#### [WHAT THE TASK REQUIRES]
Search each line below for "data", then return the lines where it appears.

App and web page records:
====
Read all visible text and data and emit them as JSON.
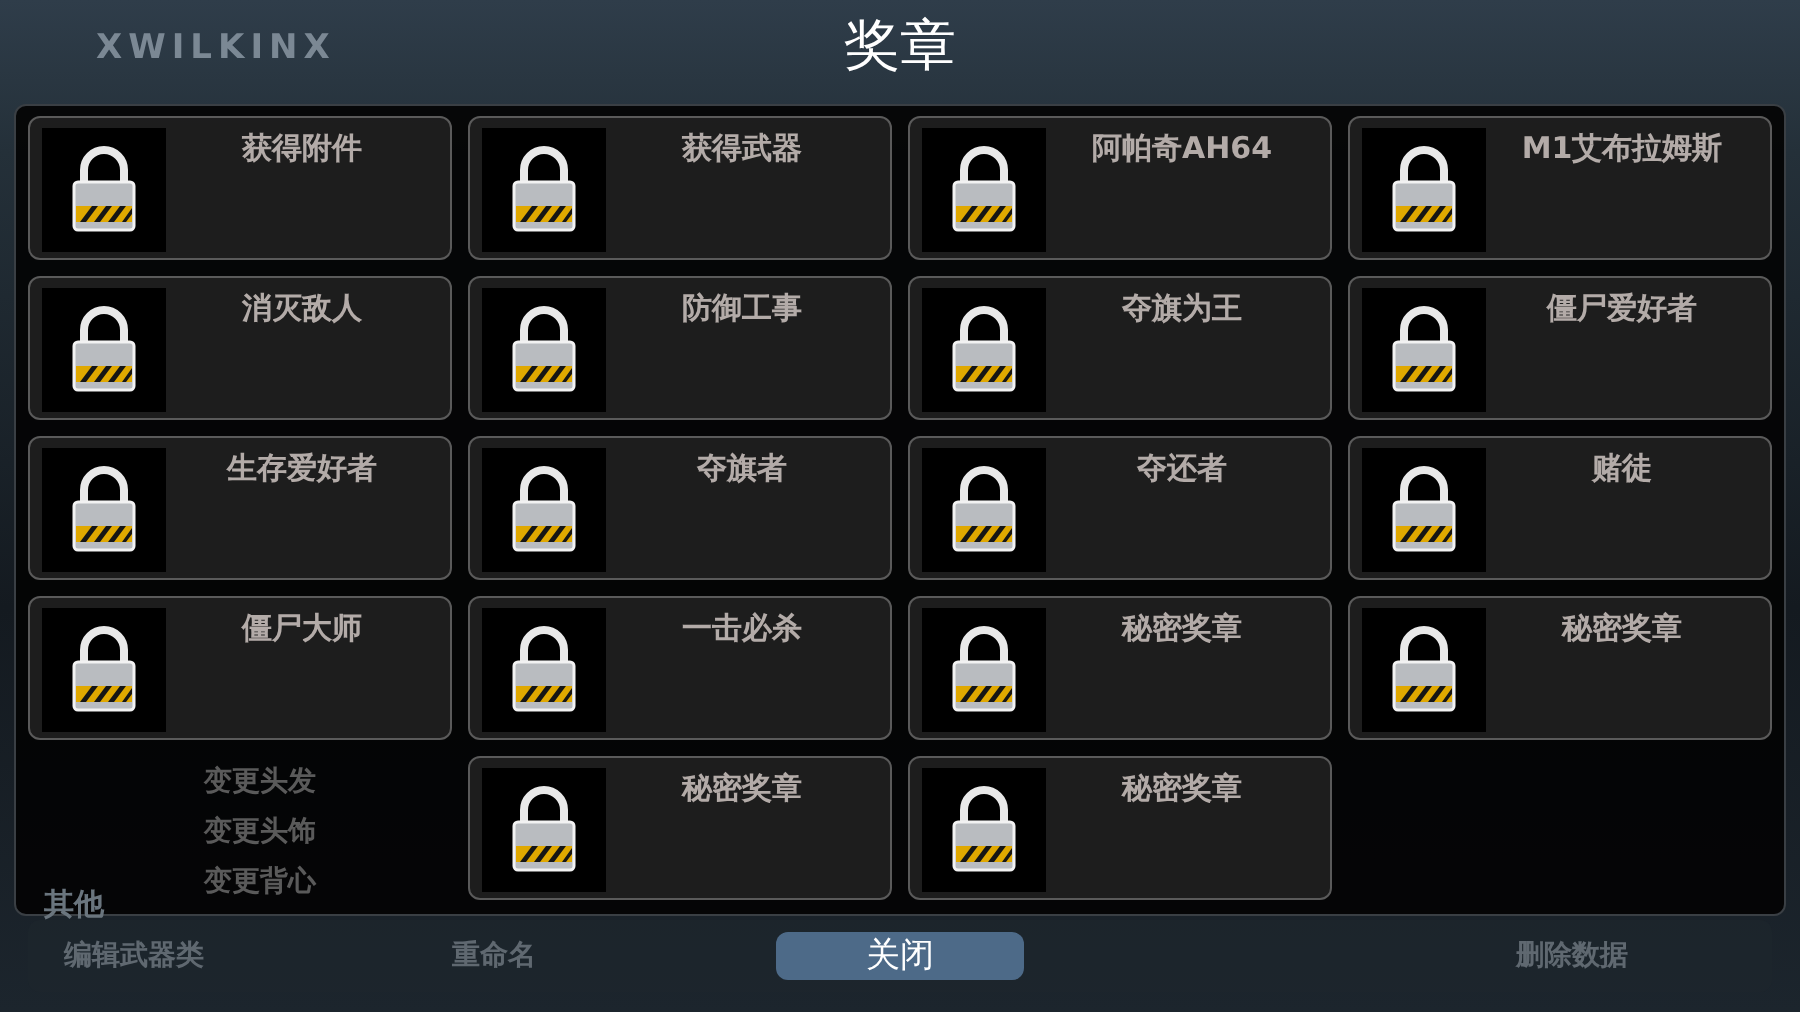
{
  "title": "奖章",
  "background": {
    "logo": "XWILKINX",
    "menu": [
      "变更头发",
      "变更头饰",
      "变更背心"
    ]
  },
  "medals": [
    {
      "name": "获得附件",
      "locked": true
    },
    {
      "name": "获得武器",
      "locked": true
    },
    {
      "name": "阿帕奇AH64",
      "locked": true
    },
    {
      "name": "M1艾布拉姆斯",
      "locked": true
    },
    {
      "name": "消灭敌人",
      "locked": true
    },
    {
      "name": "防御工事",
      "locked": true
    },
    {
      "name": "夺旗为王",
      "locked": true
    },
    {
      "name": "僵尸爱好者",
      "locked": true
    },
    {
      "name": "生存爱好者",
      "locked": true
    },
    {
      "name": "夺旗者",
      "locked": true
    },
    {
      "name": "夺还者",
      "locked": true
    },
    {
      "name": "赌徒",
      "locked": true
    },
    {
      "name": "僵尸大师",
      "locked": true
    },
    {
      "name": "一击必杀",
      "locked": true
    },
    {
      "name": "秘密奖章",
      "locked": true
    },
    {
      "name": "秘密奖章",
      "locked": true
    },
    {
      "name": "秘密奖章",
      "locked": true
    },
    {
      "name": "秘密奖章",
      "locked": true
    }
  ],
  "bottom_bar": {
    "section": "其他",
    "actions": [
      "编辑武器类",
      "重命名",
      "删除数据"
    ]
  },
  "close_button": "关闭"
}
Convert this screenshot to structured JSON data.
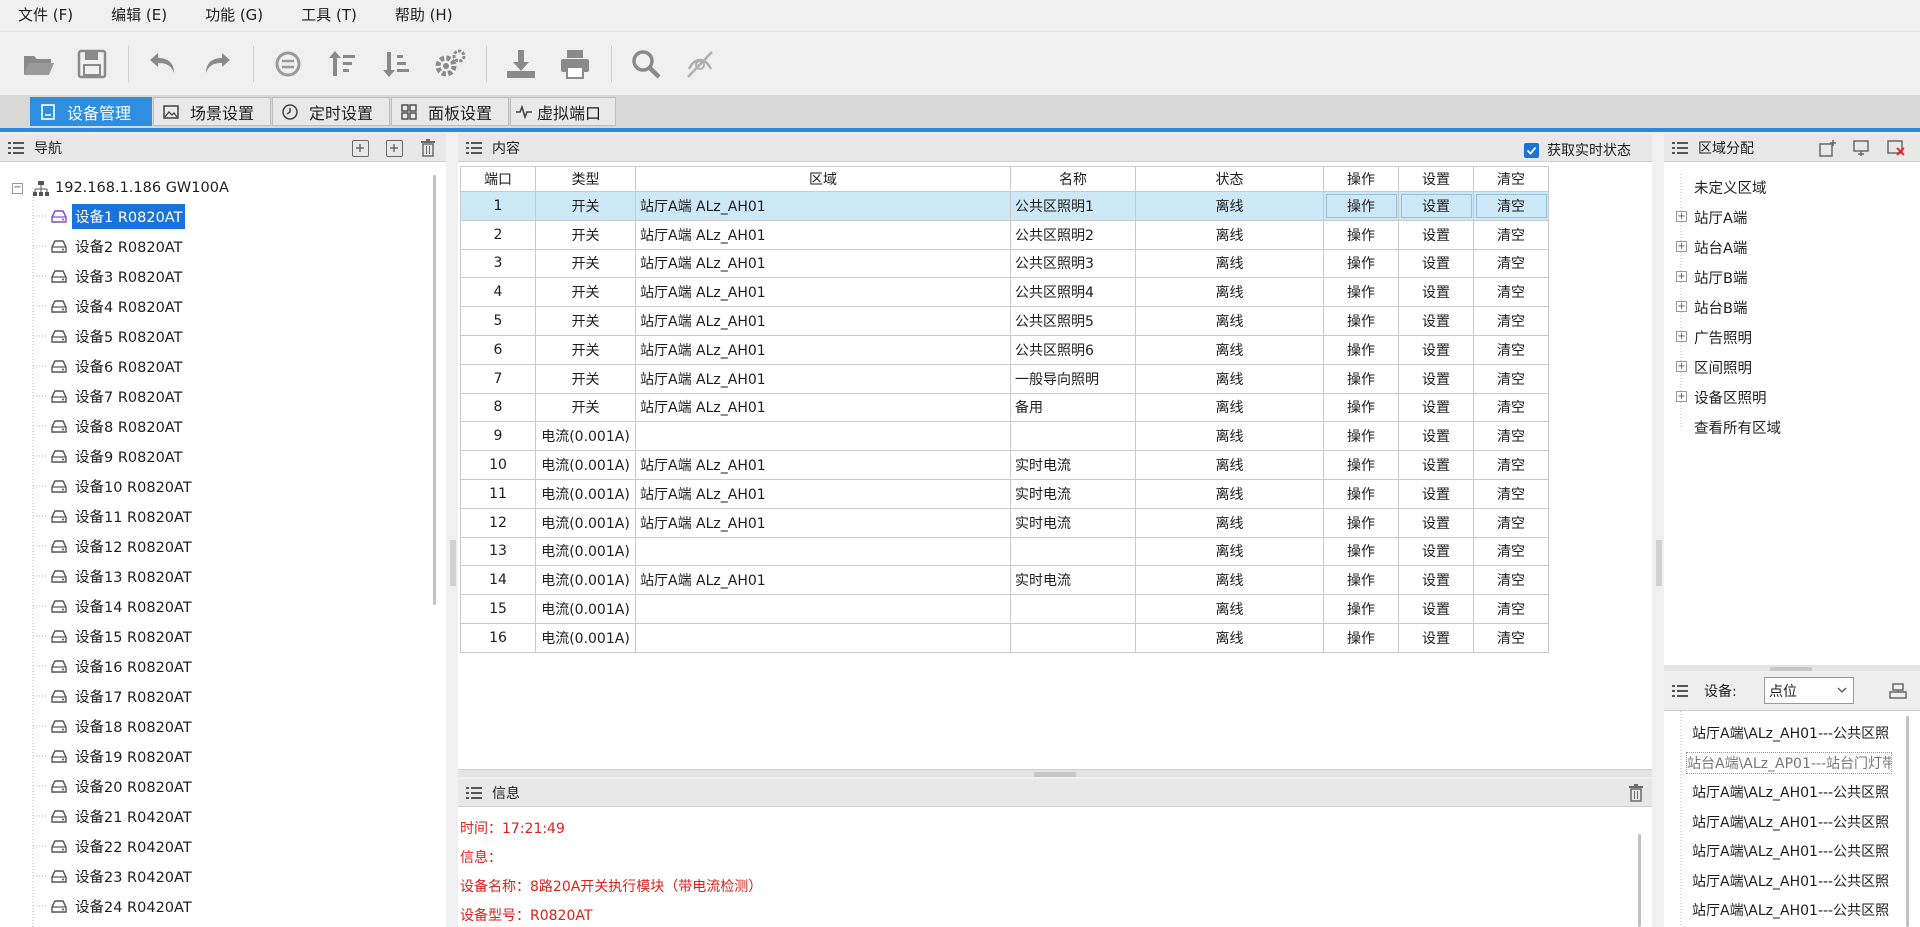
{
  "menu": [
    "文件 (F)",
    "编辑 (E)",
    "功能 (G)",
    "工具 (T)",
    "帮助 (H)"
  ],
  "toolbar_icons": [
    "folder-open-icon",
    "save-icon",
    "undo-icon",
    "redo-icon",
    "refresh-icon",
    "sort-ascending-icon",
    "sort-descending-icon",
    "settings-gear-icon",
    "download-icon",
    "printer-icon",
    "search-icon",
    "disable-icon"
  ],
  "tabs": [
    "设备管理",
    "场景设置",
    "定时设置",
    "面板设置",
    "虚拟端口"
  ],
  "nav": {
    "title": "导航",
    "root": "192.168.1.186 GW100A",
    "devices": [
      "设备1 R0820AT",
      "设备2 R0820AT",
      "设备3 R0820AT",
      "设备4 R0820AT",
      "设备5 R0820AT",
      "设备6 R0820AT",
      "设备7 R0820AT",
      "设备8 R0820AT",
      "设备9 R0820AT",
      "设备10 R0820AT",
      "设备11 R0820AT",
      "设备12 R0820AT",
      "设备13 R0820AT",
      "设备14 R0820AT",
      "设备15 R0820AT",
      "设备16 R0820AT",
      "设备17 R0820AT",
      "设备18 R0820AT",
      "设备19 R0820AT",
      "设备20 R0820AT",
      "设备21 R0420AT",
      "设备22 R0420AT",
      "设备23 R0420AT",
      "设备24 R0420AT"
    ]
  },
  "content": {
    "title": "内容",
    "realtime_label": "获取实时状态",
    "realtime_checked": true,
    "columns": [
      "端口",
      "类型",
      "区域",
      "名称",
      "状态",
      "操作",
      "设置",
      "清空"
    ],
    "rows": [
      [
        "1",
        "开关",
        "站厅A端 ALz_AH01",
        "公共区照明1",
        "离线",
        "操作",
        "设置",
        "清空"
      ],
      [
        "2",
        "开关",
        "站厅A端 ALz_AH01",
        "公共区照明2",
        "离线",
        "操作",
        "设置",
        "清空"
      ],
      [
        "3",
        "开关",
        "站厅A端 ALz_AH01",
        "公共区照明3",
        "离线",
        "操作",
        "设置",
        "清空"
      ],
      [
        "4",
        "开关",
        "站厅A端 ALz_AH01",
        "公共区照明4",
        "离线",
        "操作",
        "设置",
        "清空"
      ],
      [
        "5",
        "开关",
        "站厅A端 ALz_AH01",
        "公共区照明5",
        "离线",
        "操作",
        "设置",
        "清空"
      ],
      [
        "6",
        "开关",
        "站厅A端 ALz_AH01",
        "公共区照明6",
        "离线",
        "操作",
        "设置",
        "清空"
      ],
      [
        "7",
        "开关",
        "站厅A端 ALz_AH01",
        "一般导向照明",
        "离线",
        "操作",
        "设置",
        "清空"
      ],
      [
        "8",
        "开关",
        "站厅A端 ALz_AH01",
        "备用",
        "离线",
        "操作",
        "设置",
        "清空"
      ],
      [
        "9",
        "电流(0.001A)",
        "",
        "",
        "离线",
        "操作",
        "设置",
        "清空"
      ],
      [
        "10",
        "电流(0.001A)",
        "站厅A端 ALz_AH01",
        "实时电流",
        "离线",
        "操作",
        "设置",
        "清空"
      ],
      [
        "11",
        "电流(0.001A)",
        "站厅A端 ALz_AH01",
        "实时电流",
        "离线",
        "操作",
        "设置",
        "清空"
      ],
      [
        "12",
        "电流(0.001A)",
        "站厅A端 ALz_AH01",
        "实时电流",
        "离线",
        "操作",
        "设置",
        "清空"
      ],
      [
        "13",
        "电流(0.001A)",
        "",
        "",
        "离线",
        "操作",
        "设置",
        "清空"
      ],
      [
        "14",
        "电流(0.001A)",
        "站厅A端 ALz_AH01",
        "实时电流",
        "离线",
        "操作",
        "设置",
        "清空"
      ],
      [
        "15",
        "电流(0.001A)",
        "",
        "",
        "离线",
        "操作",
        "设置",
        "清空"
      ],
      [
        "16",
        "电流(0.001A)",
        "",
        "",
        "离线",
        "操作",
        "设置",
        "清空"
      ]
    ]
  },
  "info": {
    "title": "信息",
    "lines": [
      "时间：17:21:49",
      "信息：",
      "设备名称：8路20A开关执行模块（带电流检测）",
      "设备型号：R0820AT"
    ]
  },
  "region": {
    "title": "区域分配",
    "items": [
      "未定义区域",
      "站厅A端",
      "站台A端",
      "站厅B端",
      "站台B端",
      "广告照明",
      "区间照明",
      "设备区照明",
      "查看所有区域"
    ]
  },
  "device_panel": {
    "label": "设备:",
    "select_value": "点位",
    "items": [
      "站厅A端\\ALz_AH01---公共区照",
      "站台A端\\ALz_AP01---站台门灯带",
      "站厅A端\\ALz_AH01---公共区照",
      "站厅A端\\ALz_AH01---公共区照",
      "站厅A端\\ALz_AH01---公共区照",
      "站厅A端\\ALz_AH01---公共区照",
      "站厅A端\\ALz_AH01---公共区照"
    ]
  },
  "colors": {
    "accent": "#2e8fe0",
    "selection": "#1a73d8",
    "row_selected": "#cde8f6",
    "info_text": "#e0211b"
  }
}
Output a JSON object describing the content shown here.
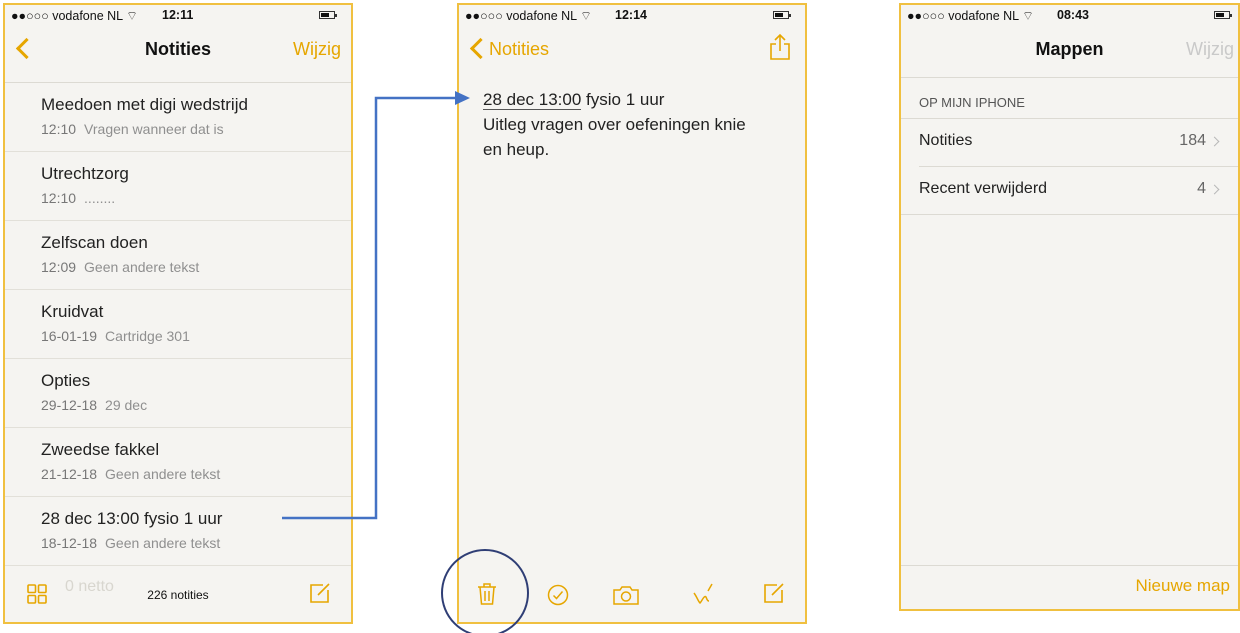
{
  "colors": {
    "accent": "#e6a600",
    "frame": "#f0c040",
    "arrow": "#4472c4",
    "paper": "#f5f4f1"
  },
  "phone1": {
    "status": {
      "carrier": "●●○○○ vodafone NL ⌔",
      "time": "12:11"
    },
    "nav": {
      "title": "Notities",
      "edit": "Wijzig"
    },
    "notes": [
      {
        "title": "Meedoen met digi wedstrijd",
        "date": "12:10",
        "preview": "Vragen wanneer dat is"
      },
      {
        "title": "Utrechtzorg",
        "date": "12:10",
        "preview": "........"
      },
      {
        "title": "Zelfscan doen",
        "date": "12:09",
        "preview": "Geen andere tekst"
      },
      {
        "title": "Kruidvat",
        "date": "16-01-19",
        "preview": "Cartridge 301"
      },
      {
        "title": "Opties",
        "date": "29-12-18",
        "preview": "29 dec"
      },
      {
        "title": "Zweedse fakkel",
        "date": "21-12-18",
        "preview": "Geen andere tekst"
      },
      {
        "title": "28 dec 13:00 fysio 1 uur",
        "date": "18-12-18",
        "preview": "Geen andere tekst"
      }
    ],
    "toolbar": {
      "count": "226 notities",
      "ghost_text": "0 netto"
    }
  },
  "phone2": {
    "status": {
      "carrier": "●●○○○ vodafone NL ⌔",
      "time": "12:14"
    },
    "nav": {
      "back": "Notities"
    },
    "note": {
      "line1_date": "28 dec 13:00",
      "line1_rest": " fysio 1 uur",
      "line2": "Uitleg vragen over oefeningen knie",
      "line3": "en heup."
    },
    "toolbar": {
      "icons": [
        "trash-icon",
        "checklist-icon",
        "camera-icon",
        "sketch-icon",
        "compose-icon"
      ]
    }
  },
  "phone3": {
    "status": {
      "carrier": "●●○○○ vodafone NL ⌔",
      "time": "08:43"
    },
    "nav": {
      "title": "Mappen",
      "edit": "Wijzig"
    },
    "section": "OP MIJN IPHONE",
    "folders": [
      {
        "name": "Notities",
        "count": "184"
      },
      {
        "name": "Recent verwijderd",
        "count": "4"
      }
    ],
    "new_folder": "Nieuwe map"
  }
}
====
#### [ANSWER BELOW]
Read all visible text and data and emit them as JSON.
Convert this screenshot to structured JSON data.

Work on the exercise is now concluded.